If someone had told me that graduate school was the only time it would ever be someone’s job to read your work and provide advice on it, I would have spent a significantly longer amount of time in graduate school, and been much more grateful for my advisors there at the time. Given that, once you get a PhD (and even, for some of us who are less lucky, in graduate school), no one has a structured and remunerated support system for research and publishing, the business of creating a peer network is an important one.
The RelationsInternational dolls-holding-hands is partly to think about global politics relationally, but partly to think about the profession relationally. This is not my first post on networking and community, and it won’t be my last – but I thought it was important to talk about how it takes a village to publish, particularly in the context of the ongoing conversation about how to publish journal articles.

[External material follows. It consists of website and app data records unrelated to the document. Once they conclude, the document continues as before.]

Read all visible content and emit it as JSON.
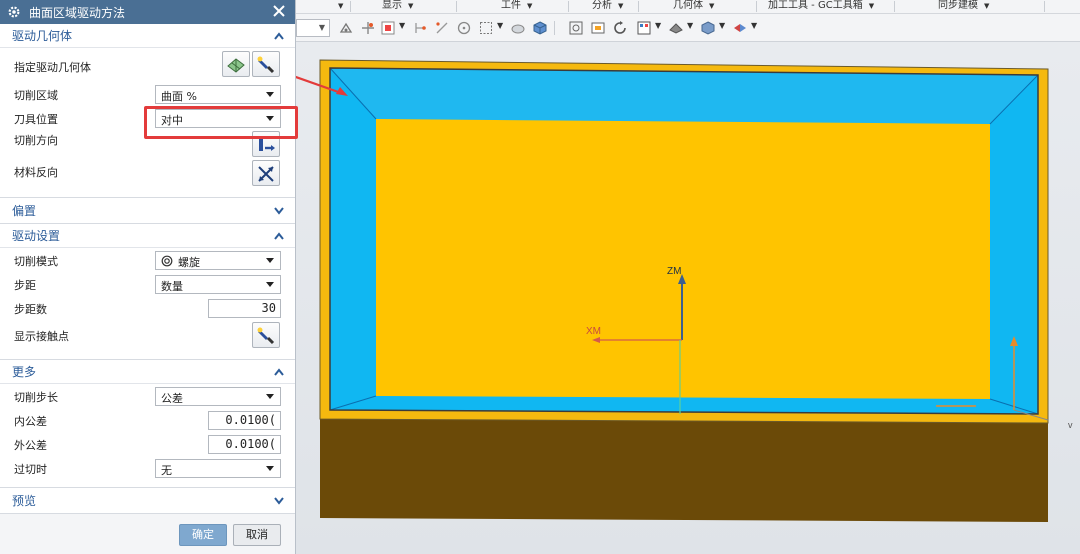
{
  "menubar": {
    "items": [
      {
        "label": "显示"
      },
      {
        "label": "工件"
      },
      {
        "label": "分析"
      },
      {
        "label": "几何体"
      },
      {
        "label": "加工工具 - GC工具箱"
      },
      {
        "label": "同步建模"
      }
    ]
  },
  "viewport": {
    "axis_zm": "ZM",
    "axis_xm": "XM",
    "colors": {
      "floor_face": "#ffc400",
      "wall_face": "#10b7f2",
      "rim": "#f5b90f",
      "base": "#6b4a08"
    }
  },
  "dialog": {
    "title": "曲面区域驱动方法",
    "sections": {
      "drive_geometry": {
        "title": "驱动几何体",
        "specify_label": "指定驱动几何体",
        "cut_area": {
          "label": "切削区域",
          "value": "曲面 %"
        },
        "tool_position": {
          "label": "刀具位置",
          "value": "对中"
        },
        "cut_direction_label": "切削方向",
        "material_reverse_label": "材料反向"
      },
      "offset": {
        "title": "偏置"
      },
      "drive_settings": {
        "title": "驱动设置",
        "cut_pattern": {
          "label": "切削模式",
          "value": "螺旋"
        },
        "stepover": {
          "label": "步距",
          "value": "数量"
        },
        "step_count": {
          "label": "步距数",
          "value": "30"
        },
        "show_contact_label": "显示接触点"
      },
      "more": {
        "title": "更多",
        "cut_step": {
          "label": "切削步长",
          "value": "公差"
        },
        "intol": {
          "label": "内公差",
          "value": "0.0100("
        },
        "outtol": {
          "label": "外公差",
          "value": "0.0100("
        },
        "overcut": {
          "label": "过切时",
          "value": "无"
        }
      },
      "preview": {
        "title": "预览"
      }
    },
    "buttons": {
      "ok": "确定",
      "cancel": "取消"
    }
  }
}
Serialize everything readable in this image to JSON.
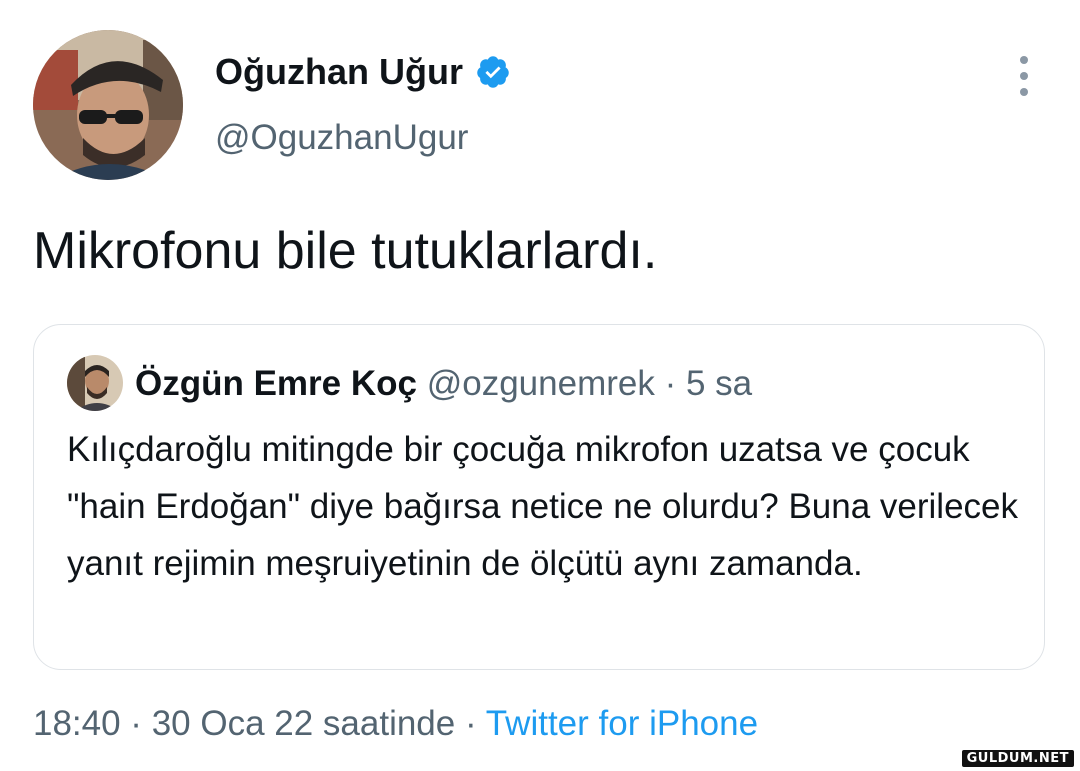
{
  "tweet": {
    "display_name": "Oğuzhan Uğur",
    "handle": "@OguzhanUgur",
    "verified": true,
    "text": "Mikrofonu bile tutuklarlardı.",
    "timestamp": "18:40 · 30 Oca 22 saatinde",
    "separator": " · ",
    "source": "Twitter for iPhone"
  },
  "quoted_tweet": {
    "display_name": "Özgün Emre Koç",
    "handle": "@ozgunemrek",
    "separator": " · ",
    "age": "5 sa",
    "text": "Kılıçdaroğlu mitingde bir çocuğa mikrofon uzatsa ve çocuk \"hain Erdoğan\" diye bağırsa netice ne olurdu? Buna verilecek yanıt rejimin meşruiyetinin de ölçütü aynı zamanda."
  },
  "icons": {
    "verified": "verified-badge-icon",
    "more": "more-vertical-icon"
  },
  "colors": {
    "accent": "#1d9bf0",
    "text_primary": "#0f1419",
    "text_secondary": "#536471",
    "border": "#dfe3e7"
  },
  "watermark": "GULDUM.NET"
}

When I say ‘it takes a village’ – I mean that in a couple of traditional ways – that there is a significant amount of value to co-authorship, and to getting advice from one’s advisors, for example. A future post will be about co-authorship, and I will also address advisor-student co-writing. This post is more to address the non-traditional ways that I think developing ‘villages’ of peer networks can help with publishing, both early in your career and in a lot of ways continuing throughout it.